This gaggling, disorganized flock perfectly mirrors the idiom. Chattering adults, wandering goslings, stragglers, and flapping wings evoke a true sense of disorder. The sights and sounds of real geese directly inspired the metaphor.

Goose Vocalizations

Goose honks and calls provide the root of “gaggle.” Hissing, gabbling, and repetitive honking noises stand out when geese gather. Dominant males honk the loudest to display authority. Females honk gentler come-back calls, while goslings peep incessantly for their parents.

This constant din lends itself to “gaggle.” The word represents the flock through their voices. Just as geese never stop honking, people in a “gaggle” never cease their foolish prattle.

Migrating and Grazing Habits

Geese habits on the ground reinforce this. When grazing, geese jostle and flap wings if crowded. During migration, they drift in loose flocks with stragglers. Families wander together, while non-parents drift between groups.

The action mirrors the idiom’s sense of disorder. Their physical chaos adds context to noisy chatter. Geese grazing and migrating behavior provided observations behind this metaphor.

Cultural and Symbolic Meaning of Geese

Beyond behaviors, geese held symbolic meaning which also shaped this idiomatic phrase:

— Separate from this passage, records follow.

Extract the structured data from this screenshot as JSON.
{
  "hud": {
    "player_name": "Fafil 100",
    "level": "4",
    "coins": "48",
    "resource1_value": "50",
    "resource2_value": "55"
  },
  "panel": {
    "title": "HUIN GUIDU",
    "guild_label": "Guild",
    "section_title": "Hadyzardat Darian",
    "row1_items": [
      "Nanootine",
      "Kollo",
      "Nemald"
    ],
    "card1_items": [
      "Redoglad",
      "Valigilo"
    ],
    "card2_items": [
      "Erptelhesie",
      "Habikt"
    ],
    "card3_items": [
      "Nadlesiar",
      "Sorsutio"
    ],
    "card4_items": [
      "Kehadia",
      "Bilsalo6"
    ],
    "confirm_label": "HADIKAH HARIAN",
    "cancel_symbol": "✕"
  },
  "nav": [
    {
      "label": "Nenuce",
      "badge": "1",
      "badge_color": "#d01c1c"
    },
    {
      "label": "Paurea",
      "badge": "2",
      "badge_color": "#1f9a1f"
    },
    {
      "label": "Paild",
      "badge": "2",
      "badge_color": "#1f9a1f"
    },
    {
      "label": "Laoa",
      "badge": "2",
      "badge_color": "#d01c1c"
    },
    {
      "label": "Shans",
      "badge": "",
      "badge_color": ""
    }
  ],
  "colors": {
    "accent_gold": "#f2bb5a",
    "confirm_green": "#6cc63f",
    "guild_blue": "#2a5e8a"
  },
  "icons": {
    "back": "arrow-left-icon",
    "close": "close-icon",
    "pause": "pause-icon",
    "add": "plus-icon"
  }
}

  • Saw them as noisy, aggressive creatures
  • Migration represented seasonal/social change
  • Geese embodied silly foolishness in fables
  • Symbolized community, parenthood and fidelity

These symbolic meanings amplified the metaphor. Geese’s negative connotations of foolishness and aggression complemented the idiom’s disorderly sense. Their cultural representations reinforced geese as noisy, chaotic creatures.

Goose Symbolism in Folklore and Myth

Geese were common figures in fables and myth. Stories often characterized them as foolish or aggressive:

  • Aesop’s Fables portrayed geese as dim-witted
  • Norse myths depicted them as loud, warlike
  • European tales used them to signify silliness

This emphasis on foolish chatter and aggression added context. If geese already symbolized stupidity, a “gaggle” evoked babbling nonsense. The folklore meaning enhanced the metaphor.

Positive Symbolic Meanings

Some symbolic meanings offered a counterpoint. Celtic myths used the goose as an emblem of:

  • War – highlighting spirited aggression
  • Family – emphasizing loyalty/fidelity
  • Migration – representing cyclical change

These more positive traits perhaps amplified the disorderly aspects. Vigilant geese squabbling contrast with peaceful connotations of family and parenthood.

Usage and Variations of the Idiom

This idiom remains prevalent in modern English. Contemporary usages include:

  • Using “whole gaggle” for emphasis
  • Applying to noisy groups like paparazzi or fans
  • Extending to inanimate objects like appliances

The phrase inspired creative variations like:

  • “A giggle of geese” – Highlights foolishness
  • “A gander of geese” – Plays on the male goose name

But “a gaggle of geese” remains the original and most ubiquitous version. Though not as common as “a herd of cows”, this idiom persists in modern English.

Humorous Usage

The idiom is often deployed humorously and ironically. For example:

  • Poking fun at gossiping coworkers as a “gaggle”
  • A parent joking about their noisy kids as a “gaggle”
  • Applying it ironically to inanimate objects like honking cars

This highlights the continued whimsicality of “gaggle.” Its figurative sense amuses when applied to unlikely groups. The humor connects back to geese’s perceived foolishness.

Critical Usage

The term also conveys critique or annoyance:

  • Exasperated shopkeepers on noisy groups of teens
  • Political writers on backbiting officials
  • Commentators on rowdy sports fans

Here, “gaggle” communicates frustration and disorder. This meaning echoes the earliest usages critiquing gossipers. The phrase encapsulates both playful humor and scornful critique.

In summary, “a gaggle of geese” has thrived for centuries due to its evocative imagery. The phrase condenses geese’s animated chatter, disorderly flocking, and folkloric associations into a linguistic gem.

This idiom remains a delightful metaphor in modern English. It continues to convey boisterous nonsense and absurdity through comparisons to our honking, feathered friends. So next time you hear chatterboxes referred to as a “gaggle,” appreciate the long history behind this colorful phrase.